Directions for this task:
Lines below that include "manager" are the answer; copy each one.

Material for this task Block Start

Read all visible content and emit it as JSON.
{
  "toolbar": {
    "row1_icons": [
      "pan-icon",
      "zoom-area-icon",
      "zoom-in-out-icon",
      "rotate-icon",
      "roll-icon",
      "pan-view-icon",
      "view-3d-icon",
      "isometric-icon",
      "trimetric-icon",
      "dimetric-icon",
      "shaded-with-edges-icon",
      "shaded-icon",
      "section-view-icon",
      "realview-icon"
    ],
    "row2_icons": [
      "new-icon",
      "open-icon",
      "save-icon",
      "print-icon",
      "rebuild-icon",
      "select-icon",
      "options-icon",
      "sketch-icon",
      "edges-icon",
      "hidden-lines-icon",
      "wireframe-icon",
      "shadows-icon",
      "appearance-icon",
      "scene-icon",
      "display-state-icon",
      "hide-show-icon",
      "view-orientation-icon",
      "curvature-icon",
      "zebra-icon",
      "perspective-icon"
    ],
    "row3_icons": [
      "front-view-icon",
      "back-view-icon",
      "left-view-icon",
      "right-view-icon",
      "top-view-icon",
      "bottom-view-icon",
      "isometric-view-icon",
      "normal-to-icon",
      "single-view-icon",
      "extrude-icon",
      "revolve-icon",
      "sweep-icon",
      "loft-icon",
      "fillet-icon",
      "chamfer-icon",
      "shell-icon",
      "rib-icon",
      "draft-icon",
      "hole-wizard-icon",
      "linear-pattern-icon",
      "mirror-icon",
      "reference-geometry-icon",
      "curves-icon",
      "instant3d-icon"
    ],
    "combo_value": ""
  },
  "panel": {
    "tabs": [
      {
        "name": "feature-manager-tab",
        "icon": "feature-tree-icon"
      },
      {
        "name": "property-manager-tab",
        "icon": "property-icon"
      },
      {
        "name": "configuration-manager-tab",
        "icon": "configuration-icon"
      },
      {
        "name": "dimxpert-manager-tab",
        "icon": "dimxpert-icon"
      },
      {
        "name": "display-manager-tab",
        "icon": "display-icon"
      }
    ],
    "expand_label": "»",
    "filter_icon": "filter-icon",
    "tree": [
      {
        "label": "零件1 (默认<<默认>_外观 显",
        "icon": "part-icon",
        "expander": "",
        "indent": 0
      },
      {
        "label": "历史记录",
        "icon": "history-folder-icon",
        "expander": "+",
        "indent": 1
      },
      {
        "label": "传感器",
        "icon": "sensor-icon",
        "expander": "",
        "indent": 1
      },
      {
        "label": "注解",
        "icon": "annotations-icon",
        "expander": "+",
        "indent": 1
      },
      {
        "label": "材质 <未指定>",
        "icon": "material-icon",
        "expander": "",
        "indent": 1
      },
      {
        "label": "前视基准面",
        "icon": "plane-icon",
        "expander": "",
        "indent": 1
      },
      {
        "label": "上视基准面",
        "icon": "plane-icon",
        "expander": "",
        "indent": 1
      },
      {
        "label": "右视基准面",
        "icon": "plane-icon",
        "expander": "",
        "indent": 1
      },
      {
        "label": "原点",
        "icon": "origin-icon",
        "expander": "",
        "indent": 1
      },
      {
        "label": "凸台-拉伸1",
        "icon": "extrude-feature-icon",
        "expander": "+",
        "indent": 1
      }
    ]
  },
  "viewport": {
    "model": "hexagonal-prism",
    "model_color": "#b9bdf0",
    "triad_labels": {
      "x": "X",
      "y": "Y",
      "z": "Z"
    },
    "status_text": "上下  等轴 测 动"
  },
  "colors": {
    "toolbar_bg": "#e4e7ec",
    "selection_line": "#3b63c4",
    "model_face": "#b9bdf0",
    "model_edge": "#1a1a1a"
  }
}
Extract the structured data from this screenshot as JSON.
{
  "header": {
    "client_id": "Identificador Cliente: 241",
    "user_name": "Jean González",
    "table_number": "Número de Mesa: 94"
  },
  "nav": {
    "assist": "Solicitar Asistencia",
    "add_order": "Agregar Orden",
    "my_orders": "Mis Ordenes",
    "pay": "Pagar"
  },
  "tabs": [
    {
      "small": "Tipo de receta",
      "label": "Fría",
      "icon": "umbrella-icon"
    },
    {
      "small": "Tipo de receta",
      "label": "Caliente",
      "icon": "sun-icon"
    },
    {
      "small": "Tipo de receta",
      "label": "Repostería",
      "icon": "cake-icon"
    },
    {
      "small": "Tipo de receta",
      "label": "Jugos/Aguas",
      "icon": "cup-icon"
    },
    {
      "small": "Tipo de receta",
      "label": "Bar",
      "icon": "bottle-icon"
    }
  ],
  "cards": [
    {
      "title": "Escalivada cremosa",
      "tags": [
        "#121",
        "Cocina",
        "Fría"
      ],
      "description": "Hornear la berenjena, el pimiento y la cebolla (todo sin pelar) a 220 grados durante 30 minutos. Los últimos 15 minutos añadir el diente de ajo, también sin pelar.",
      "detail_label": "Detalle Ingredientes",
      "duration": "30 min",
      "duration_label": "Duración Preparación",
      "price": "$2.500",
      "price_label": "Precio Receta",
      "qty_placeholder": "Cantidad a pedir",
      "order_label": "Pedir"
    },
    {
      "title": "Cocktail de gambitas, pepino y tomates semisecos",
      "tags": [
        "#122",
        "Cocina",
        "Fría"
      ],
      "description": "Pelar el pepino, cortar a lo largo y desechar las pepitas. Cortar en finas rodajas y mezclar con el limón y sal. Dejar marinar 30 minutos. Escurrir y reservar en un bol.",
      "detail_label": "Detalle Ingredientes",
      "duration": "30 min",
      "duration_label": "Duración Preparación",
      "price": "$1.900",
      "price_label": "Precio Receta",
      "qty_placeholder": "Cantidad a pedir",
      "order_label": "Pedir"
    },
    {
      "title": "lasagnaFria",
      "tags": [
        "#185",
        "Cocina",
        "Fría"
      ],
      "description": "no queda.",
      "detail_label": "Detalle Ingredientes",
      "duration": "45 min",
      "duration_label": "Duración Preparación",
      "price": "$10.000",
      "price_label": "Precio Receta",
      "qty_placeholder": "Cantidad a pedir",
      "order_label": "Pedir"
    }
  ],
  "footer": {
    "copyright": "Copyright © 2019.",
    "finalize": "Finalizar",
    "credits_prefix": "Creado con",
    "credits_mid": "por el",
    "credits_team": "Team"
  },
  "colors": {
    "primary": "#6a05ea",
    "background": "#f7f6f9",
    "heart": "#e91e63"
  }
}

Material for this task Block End

Response area:
        "name": "feature-manager-tab",
        "name": "property-manager-tab",
        "name": "configuration-manager-tab",
        "name": "dimxpert-manager-tab",
        "name": "display-manager-tab",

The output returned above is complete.